This post is the fourth in a series focusing on the five elements of a Flipped Clinic. For a bit more background, be sure to check out our first three posts that discuss the Flipped Clinic as people-centered, nourishing, and joyful.
A Flipped Clinic is one that’s transparent. Communication is clear, information is accessible and useable, and in conversation, clinician and patient voices are given equal value.
At Flip the Clinic, we hear about a lot of pinch points revolving around communication. Patients don’t feel like there is a place for the emotions and frustrations that can come along with their illnesses. Furthermore, when they’re reeling from a new diagnosis, it can be hard to absorb the details of a treatment plan—and then they lose convenient access to answers. What’s more, though electronic health records are available for both patients and clinicians, patients often don’t know to ask for copies. There seems to be a wall between a clinician’s information and a patient’s information.
These frustrations have helped inspire the Flip the Clinic community to find new ways to open communication and share information.
One of our earliest Flips, Flip #4, suggests that clinicians place a deck of cards printed with emotional prompts in the waiting room. As patients arrive, they can choose a card that expresses how they feel—nervous, relieved, or frustrated—to discuss with their physicians. This simple change gives patients the space to think about how they feel before they get in the exam room, as well as permission to talk about their emotions, which too often can be an obstacle to better care.
Since then, Flip the Clinic has tackled other ways to make clinics even more transparent though data sharing.

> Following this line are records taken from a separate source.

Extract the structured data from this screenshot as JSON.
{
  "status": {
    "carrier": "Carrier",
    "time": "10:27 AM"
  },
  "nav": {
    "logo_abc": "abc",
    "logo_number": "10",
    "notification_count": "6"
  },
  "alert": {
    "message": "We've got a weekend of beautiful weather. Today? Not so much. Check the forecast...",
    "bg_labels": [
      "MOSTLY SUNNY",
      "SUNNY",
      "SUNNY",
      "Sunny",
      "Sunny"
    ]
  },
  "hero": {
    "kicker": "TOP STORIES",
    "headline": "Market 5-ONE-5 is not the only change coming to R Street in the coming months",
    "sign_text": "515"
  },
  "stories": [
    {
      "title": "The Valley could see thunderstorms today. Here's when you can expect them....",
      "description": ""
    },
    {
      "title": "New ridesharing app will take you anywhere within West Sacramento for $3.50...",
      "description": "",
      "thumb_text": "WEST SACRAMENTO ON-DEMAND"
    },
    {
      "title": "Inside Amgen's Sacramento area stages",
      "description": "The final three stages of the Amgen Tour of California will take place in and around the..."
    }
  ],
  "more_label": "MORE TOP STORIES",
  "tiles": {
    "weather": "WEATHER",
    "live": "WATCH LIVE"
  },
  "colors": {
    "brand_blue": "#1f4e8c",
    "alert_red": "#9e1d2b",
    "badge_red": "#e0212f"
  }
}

In Flip #55, Whitney Bowman-Zatzkin noted that very few patients request copies of their electronic medical records—even though 92 percent of hospitals can provide them within three days of an initial request. When clinicians remind patients that their EHRs are available, they give them the opportunity to become more involved in their own care, and more proactive about planning and decision making down the road.
In Flip #78, a team from the Minneapolis Lab suggested that both doctors and patients have access to on-demand recordings of visits. That way patients who could still be in shock from a new diagnosis can go back and review follow-up instructions, while physicians—who see many, many patients in a day—can review the health plan from the last visit before the next one.
The main goal is to make sure that both clinicians and patients are sharing information that helps keep both parties well informed about health goals and treatment plans, which in turn can help patients take control of their own health.
We’d love to know what you think! What other Flips could we use in the clinic and out of it to make health care a more transparent environment? Stay tuned because we’ll be tackling expansiveness soon.
As a reminder, here are the full 5 Elements of a Flipped Clinic:
People are the heart of health care—and we’re more complex (and interesting!) than a diagnosis or a decision. Goals and values, interests and experiences are valued.
Patients and clinicians feel welcomed and supported both by the clinic’s design and by the entire clinic community.
Providers experience joy and passion in their work daily. Patients find delight in the health care encounter.
Communication is clear, information is accessible and useable, and in conversation, clinician and patient voices are given equal value.
It values the people and places outside the traditional clinic walls that play an important role in a person’s health.